Thursday, April 14, 2005


22 April 2005, Friday, 2 pm, San Carlos Seminary Formation Complex, EDSA, Makati City: This is a little yet significant V-Day for the “Krusadang Bayan Laban sa Jueteng”. No less than 10 provincial governors, 5 City Mayors and 102 Municipal Mayors from all over the country shall be given the recognition due them.

These relatively few local public officials have the admiration and appreciation of the “Krusada”. They all have one thing in common: they are all expressly and openly against Jueteng or Masiao in their respective areas of responsibility. They refuse to be corrupted by gambling lords with their big, fat and ready gambling payolas.

They prove that Jueteng and Masiao are vincible. The commonly tried recipe is the same: a local public official plus his or her police chief being one in the option to do away with illegal gambling in their area of responsibility.

But the truth must be said: such admirable and distinguished government officials and police authorities are still comparatively few and rare. This highlights the fact that illegal gambling is more rampant now in the country than during the previous administration. This means that there are more public officials in the government who are willing recipients and grateful beneficiaries of gambling payolas.

It is understandably so.

The president has officially addressed practically anything and everything undesirable in the country. In particular, she has repeatedly and loudly assailed corruption especially in the government. But the “Krusada” is still waiting for her to clearly speak and decidedly act against corrupt and corrupting illegal gambling in Luzon, the Visayas and Mindanao.

She agreed to sign Republic Act No. 9287 last 19 April 2004 that strongly confirmed the illegality of Jueteng and Masiao. But just like many of our laws, the life and death of R.A. No. 9287 began and ended after it was signed.

The incumbent Vice President also signed on 30 March 2004 his “word of honor” to eradicate illegal numbers game in the country—especially Jueteng and Masiao—if elected into office. As Vice President, twice he was formally invited in writing to join the “Krusada” panel for a press conference. And twice he remained loudly silent about the invitation.

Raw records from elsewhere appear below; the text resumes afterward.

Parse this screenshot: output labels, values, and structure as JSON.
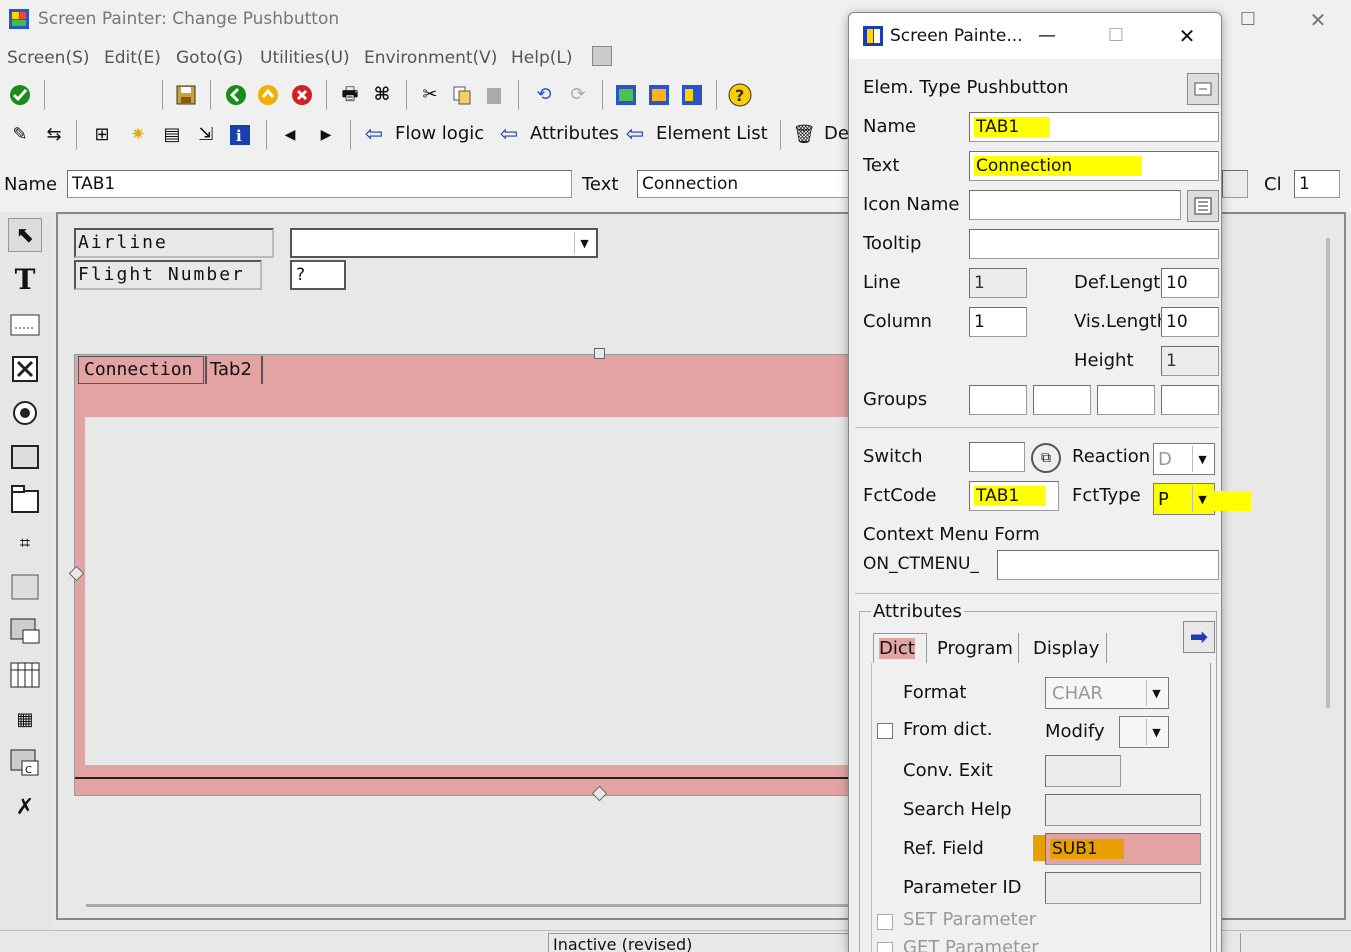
{
  "window": {
    "title": "Screen Painter:  Change Pushbutton"
  },
  "menubar": [
    "Screen(S)",
    "Edit(E)",
    "Goto(G)",
    "Utilities(U)",
    "Environment(V)",
    "Help(L)"
  ],
  "toolbar2": {
    "flow_logic": "Flow logic",
    "attributes": "Attributes",
    "element_list": "Element List",
    "delete_partial": "Del"
  },
  "namebar": {
    "name_label": "Name",
    "name_value": "TAB1",
    "text_label": "Text",
    "text_value": "Connection",
    "cl_label": "Cl",
    "cl_value": "1"
  },
  "canvas": {
    "airline_label": "Airline",
    "flight_label": "Flight Number",
    "flight_value": "?",
    "tab1_label": "Connection",
    "tab2_label": "Tab2"
  },
  "status": {
    "text": "Inactive (revised)"
  },
  "dialog": {
    "title": "Screen Painte...",
    "elem_type_label": "Elem. Type Pushbutton",
    "name_label": "Name",
    "name_value": "TAB1",
    "text_label": "Text",
    "text_value": "Connection",
    "icon_name_label": "Icon Name",
    "icon_name_value": "",
    "tooltip_label": "Tooltip",
    "tooltip_value": "",
    "line_label": "Line",
    "line_value": "1",
    "def_length_label": "Def.Length",
    "def_length_value": "10",
    "column_label": "Column",
    "column_value": "1",
    "vis_length_label": "Vis.Length",
    "vis_length_value": "10",
    "height_label": "Height",
    "height_value": "1",
    "groups_label": "Groups",
    "switch_label": "Switch",
    "reaction_label": "Reaction",
    "reaction_value": "D",
    "fctcode_label": "FctCode",
    "fctcode_value": "TAB1",
    "fcttype_label": "FctType",
    "fcttype_value": "P",
    "context_menu_label": "Context Menu Form",
    "context_prefix": "ON_CTMENU_",
    "attributes_group": "Attributes",
    "tabs": [
      "Dict",
      "Program",
      "Display"
    ],
    "format_label": "Format",
    "format_value": "CHAR",
    "from_dict_label": "From dict.",
    "modify_label": "Modify",
    "conv_exit_label": "Conv. Exit",
    "search_help_label": "Search Help",
    "ref_field_label": "Ref. Field",
    "ref_field_value": "SUB1",
    "parameter_id_label": "Parameter ID",
    "set_param_label": "SET Parameter",
    "get_param_label": "GET Parameter"
  },
  "colors": {
    "highlight": "#ffff00",
    "tabstrip": "#e3a3a3",
    "ref_highlight": "#e8a000"
  }
}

No answer. Neither a “yes” nor a “no”.

But all that notwithstanding, the “Krusada” is doing what the government should be doing instead. This is sad but true.

For the Krusada:

15 April 2005